Children don’t grow up, their toys just get bigger. Proving this point is Daniel Church, who has built this wonderful garage scene complete with a motorcycle, lawnmower, and rotavator, which all look brilliant fun to us. If slightly more likely to remove a body part than they toys of our childhood. Head to Flickr for more!

Bike on Track

This is a Fritz Riemerschmid Gleiskettenkrad (which we can assure you that we pronounced flawlessly in TLCB Office so you can too as you’re reading this), a 1930s BMW R12-based tracked motorcycle that was designed to drive on snow. In straight lines only presumably.

Built by previous bloggee Nikolaus Lowe, who seems to have a penchant for odd vintage machinery, this marvellous Model Team recreation includes a sidecar, a working two-cylinder engine with functioning gearbox, and something purporting to be steering.

There’s much more to see at Nikolaus’ ‘Fritz Riemerschmid Gleiskettenkrad’ album – click the link above to head over. In a straight line.

Technic 42107 Ducati Panigale V4 R | Set Preview

Our Elves have been sneaking! This is the brand new for 2020 Technic 42107 Ducati Panigale V4 R, uncovered by one of our smelly little workers deep inside The LEGO Company’s HQ.

Joining the superb 42063 BMW R 1200 GS Adventure set, 42107 becomes the second officially-licensed Technic motorcycle and about the fiftieth real-world vehicle to join LEGO’s line up from the ever-expanding Volkswagen empire, which includes Audi, Lamborghini, Porsche, Bugatti, and Volkswagen themselves.

With 646 pieces, the new 42107 Ducati Panigale V4 R is fairly parts-intensive for a bike, with several pieces making their debut on this set too – just look at those lovely telescopic front forks!
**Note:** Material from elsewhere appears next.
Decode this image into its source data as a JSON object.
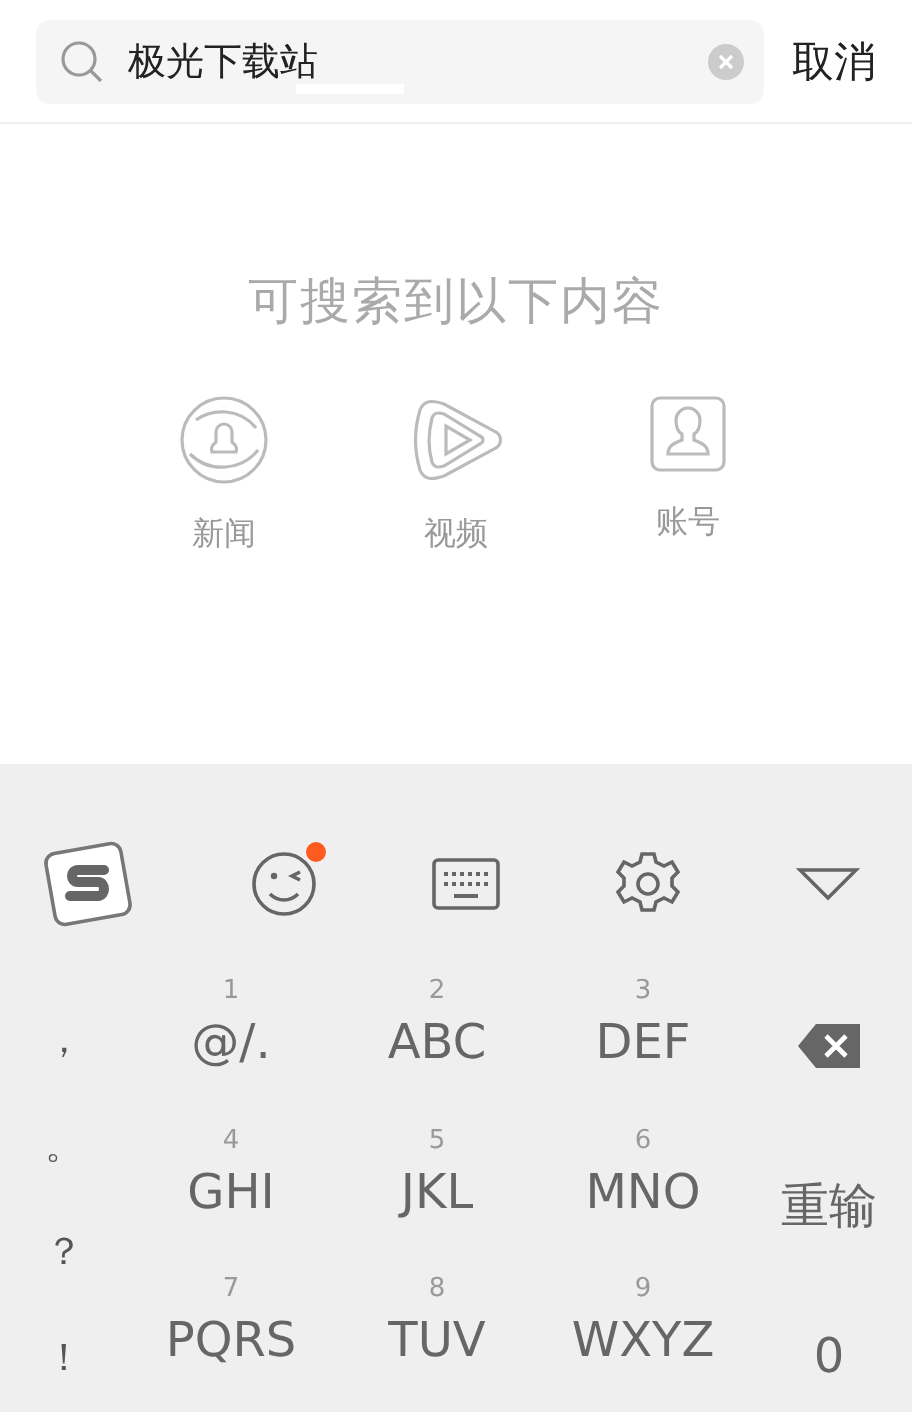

Detail also continues to be high, with a new windshield faring, disc brakes, complex exhaust, and accurate decals.

Underneath the superbly realistic exterior 42107 includes some proper Technic functionality too, with steering, front and rear suspension (the front via those new telescopic dampers), a V4 engine, and – for the first time on a Technic motorcycle – a gearbox, in this case offering two speeds.

The new 42107 Technic Ducati Panigale V4 R will be available to buy from June 1st 2020, is expected to cost around $60, and we think it’s absolutely superb.

Forty Eight

This beautiful (and beautifully presented) Harley Davidson Forty Eight was discovered by one our Elves on Flickr today. Superbly recreated and photographed on a matching monochrome background (FLAVIO) has created some of the finest Lego imagery we’ve featured this year. Head to (FLAVIO)’s photostream via the link above to see more.

Not Even Wensleydale?

1995’s Oscar winning ‘A Close Shave’ was the third instalment in the wonderful ‘Wallace & Gromit’ series, and it brought Shaun the Sheep to screens for the first time, a clay animal who’s now possibly more famous than the duo that uncovered him.

The movie also featured a rather brilliant chase scene, with Wallace & Gromit in their trusty motorcycle and sidecar fitted with a few choice modifications.

Recreating the famous motorbike is grubaluk of Flickr, who has rebuilt both the bike and characters wonderfully from Lego bricks. That’s not all though, as like Wallace’s bike in the movie, grubaluk’s model has a few secrets hidden inside, chiefly one of the most brilliant remote control systems we’ve ever seen.

Watch the video below to find out why, and you can see all the images at grubalek’s photostream via the link above.

YouTube Video